▸ Required work:
Would you please copy each line of the data in which the string "receipt" occurs?

** Source data follows **

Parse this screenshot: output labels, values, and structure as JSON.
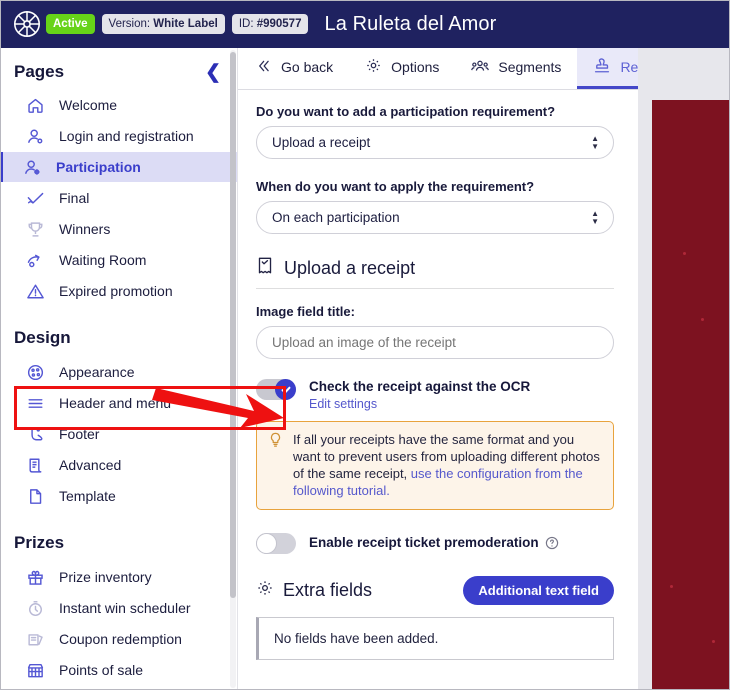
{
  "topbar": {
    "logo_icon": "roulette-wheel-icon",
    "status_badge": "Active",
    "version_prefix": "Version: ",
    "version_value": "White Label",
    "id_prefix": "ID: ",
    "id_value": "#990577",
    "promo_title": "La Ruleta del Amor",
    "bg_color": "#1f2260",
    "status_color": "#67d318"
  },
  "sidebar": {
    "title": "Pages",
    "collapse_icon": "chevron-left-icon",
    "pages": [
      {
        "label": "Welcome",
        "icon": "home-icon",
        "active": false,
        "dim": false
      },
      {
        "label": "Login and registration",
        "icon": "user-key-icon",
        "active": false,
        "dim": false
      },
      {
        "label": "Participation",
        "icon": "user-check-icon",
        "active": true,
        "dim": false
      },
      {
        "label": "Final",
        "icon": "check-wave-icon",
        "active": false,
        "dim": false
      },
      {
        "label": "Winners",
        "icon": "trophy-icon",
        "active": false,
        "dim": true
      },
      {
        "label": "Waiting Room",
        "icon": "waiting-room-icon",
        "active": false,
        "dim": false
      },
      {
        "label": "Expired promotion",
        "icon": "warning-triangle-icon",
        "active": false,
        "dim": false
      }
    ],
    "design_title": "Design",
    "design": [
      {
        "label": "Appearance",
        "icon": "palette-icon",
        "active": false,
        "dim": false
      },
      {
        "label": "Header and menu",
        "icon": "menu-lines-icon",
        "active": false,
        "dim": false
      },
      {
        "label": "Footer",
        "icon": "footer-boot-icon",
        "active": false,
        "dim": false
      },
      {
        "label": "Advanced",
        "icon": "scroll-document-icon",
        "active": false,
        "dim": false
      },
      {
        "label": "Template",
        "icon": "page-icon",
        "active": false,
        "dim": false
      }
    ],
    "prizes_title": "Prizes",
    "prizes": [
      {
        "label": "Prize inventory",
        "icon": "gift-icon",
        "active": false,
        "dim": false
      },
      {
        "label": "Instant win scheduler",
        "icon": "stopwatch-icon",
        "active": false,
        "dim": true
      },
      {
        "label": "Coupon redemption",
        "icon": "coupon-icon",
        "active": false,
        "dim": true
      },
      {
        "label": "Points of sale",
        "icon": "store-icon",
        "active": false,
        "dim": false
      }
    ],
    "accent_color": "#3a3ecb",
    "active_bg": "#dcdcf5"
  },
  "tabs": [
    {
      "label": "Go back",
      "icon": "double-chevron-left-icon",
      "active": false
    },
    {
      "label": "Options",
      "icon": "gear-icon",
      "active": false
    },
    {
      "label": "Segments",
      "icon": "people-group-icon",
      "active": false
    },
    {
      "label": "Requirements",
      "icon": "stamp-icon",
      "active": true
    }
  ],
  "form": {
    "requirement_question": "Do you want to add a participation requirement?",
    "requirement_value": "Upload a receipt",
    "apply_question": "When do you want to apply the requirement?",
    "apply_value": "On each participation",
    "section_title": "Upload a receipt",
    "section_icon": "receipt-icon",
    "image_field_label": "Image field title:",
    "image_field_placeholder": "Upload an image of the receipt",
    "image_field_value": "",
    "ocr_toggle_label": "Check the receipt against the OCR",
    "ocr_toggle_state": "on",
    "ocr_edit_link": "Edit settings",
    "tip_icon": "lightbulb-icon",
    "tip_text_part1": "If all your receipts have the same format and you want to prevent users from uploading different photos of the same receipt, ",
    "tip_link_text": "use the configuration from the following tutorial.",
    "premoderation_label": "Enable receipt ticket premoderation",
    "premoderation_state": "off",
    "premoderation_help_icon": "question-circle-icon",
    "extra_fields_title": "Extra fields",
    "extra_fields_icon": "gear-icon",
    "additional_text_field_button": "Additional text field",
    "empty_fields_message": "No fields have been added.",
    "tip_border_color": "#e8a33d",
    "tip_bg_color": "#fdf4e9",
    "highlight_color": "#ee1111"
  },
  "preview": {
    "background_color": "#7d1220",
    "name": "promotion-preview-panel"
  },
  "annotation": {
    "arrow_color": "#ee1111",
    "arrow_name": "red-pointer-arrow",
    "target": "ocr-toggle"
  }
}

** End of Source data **

▸ Response to the exercise:
    "requirement_value": "Upload a receipt",
    "section_title": "Upload a receipt",
    "section_icon": "receipt-icon",
    "image_field_placeholder": "Upload an image of the receipt",
    "ocr_toggle_label": "Check the receipt against the OCR",
    "tip_text_part1": "If all your receipts have the same format and you want to prevent users from uploading different photos of the same receipt, ",
    "premoderation_label": "Enable receipt ticket premoderation",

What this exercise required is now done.